We’ve talked rather a lot in recent weeks about building up the basics in a wardrobe, but less about the statement or accent pieces that can set an outfit apart.

This is because statement pieces are so much harder to get right. They exist outside the normal rules, or customs, and indeed often become statements because they subvert those rules. The key is to subvert just one thing: take a classic piece of clothing and switch its colour or texture, keeping everything else the same.

My favourite statement item is a pair of bright red shoes. I used to know an Italian lawyer who wore these wonderfully. Everything else would always be strictly conservative: navy suit, white shirt, dark tie. But bright red brogues. Often statement pieces require this kind of conservatism elsewhere.

I have a pair of red whole-cuts from JM Weston that perform this role (similar model, above). Lovely shoes, well maintained and polished, worn with the simplest of suit/shirt/tie combinations. Few other bright colours work for shoes. Green, blue, yellow – none of them work with a navy suit unless much darker and so subtler.

Second, the black suede shoe. Where the red shoe introduces an unexpected colour, this is an unexpected texture. Black suede stops the eye dead as it runs over the outfit. Suede absorbs the light where you expect it to reflect. Again, keep it simple elsewhere. Cary Grant, predictably, was a master of this.

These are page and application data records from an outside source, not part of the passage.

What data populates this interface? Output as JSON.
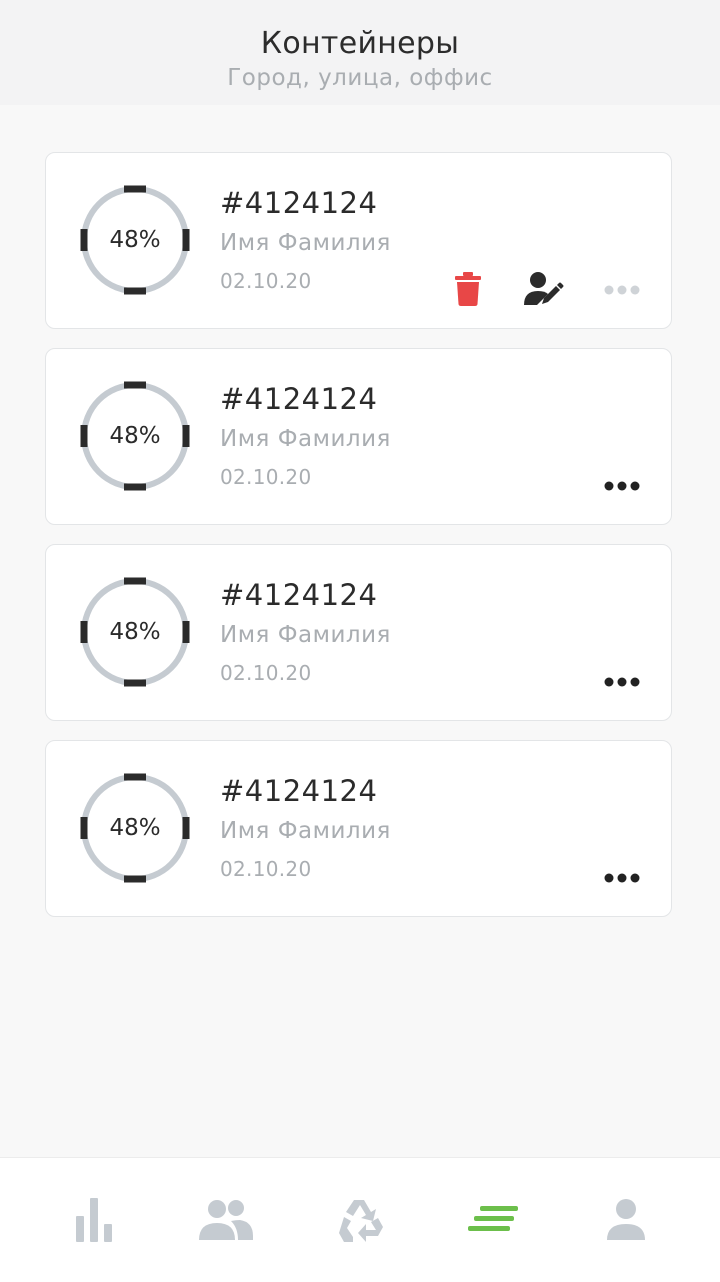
{
  "header": {
    "title": "Контейнеры",
    "subtitle": "Город, улица, оффис"
  },
  "containers": [
    {
      "percent_label": "48%",
      "fill_fraction": 0.48,
      "number": "#4124124",
      "name": "Имя Фамилия",
      "date": "02.10.20",
      "actions_expanded": true
    },
    {
      "percent_label": "48%",
      "fill_fraction": 0.48,
      "number": "#4124124",
      "name": "Имя Фамилия",
      "date": "02.10.20",
      "actions_expanded": false
    },
    {
      "percent_label": "48%",
      "fill_fraction": 0.48,
      "number": "#4124124",
      "name": "Имя Фамилия",
      "date": "02.10.20",
      "actions_expanded": false
    },
    {
      "percent_label": "48%",
      "fill_fraction": 0.48,
      "number": "#4124124",
      "name": "Имя Фамилия",
      "date": "02.10.20",
      "actions_expanded": false
    }
  ],
  "card_actions": {
    "delete_icon": "trash-icon",
    "edit_icon": "user-edit-icon",
    "more_icon": "more-dots-icon"
  },
  "bottom_nav": {
    "items": [
      {
        "icon": "bar-chart-icon",
        "active": false
      },
      {
        "icon": "users-icon",
        "active": false
      },
      {
        "icon": "recycle-icon",
        "active": false
      },
      {
        "icon": "list-icon",
        "active": true
      },
      {
        "icon": "profile-icon",
        "active": false
      }
    ]
  },
  "colors": {
    "accent_green": "#6cbf4b",
    "delete_red": "#e84747",
    "ring_track": "#c5cbd1",
    "ring_marks": "#2b2b2b",
    "muted_text": "#a9adb1",
    "nav_inactive": "#c5cbd1"
  }
}
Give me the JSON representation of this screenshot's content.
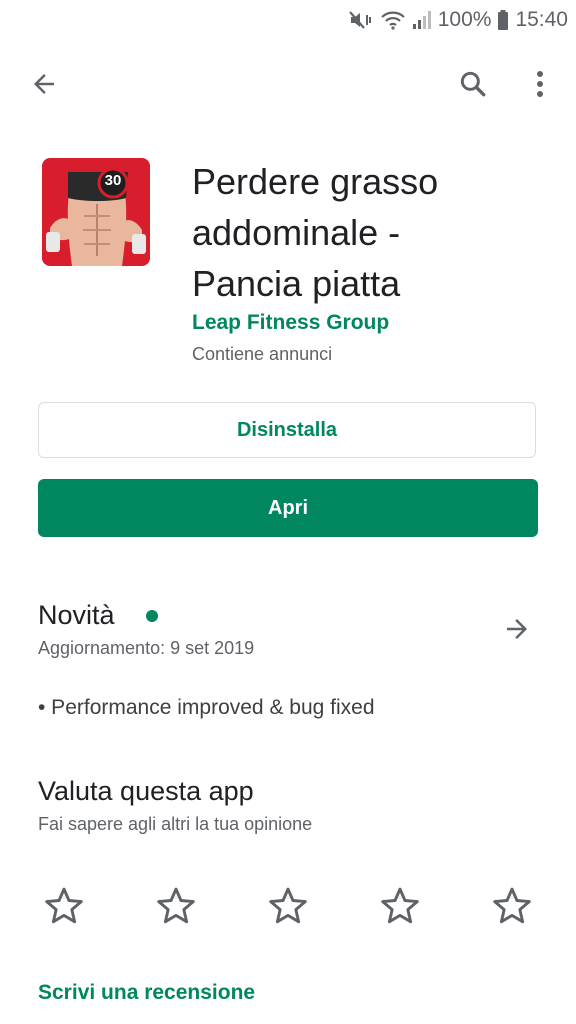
{
  "status_bar": {
    "battery": "100%",
    "time": "15:40",
    "icons": [
      "mute-vibrate-icon",
      "wifi-icon",
      "signal-icon",
      "battery-icon"
    ]
  },
  "toolbar": {
    "back_icon": "arrow-back-icon",
    "search_icon": "search-icon",
    "overflow_icon": "more-vert-icon"
  },
  "app": {
    "icon_badge": "30",
    "title_line1": "Perdere grasso",
    "title_line2": "addominale -",
    "title_line3": "Pancia piatta",
    "developer": "Leap Fitness Group",
    "ads_note": "Contiene annunci"
  },
  "actions": {
    "uninstall_label": "Disinstalla",
    "open_label": "Apri"
  },
  "whats_new": {
    "title": "Novità",
    "updated": "Aggiornamento: 9 set 2019",
    "notes": "• Performance improved & bug fixed"
  },
  "rate": {
    "title": "Valuta questa app",
    "subtitle": "Fai sapere agli altri la tua opinione",
    "stars": 5,
    "filled": 0,
    "write_review": "Scrivi una recensione"
  },
  "colors": {
    "accent": "#01875f",
    "icon_red": "#d81e2c"
  }
}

Third, the cream waistcoat or sleeveless sweater. Sweater is perhaps safest for those experimenting for the first time. For a neutral colour, cream makes an outfit look remarkably dressy – probably because of the associations with cream and pastel-coloured waistcoats with formal daywear. Because it is so dressy, keep the rest simple still. I like grey flannel myself, with a white shirt.

Other statement accessories are lime green ties (with blue shirt and navy suit) or indeed pastel colours. Ties are particularly difficult to pull of as accents, so make sure to keep the quality high and the patterns simple. Handkerchiefs are a safer bet – ones that go with nothing obvious in the rest of the outfit. I like pink with grey flannel, green or purple with navy worsted.

Have a try once every other area of the wardrobe is covered. But remember: just subvert one aspect, whether colour or texture. Woollen ties with woollen suits work well for similar reasons: it’s exactly what the rules tell you not to do.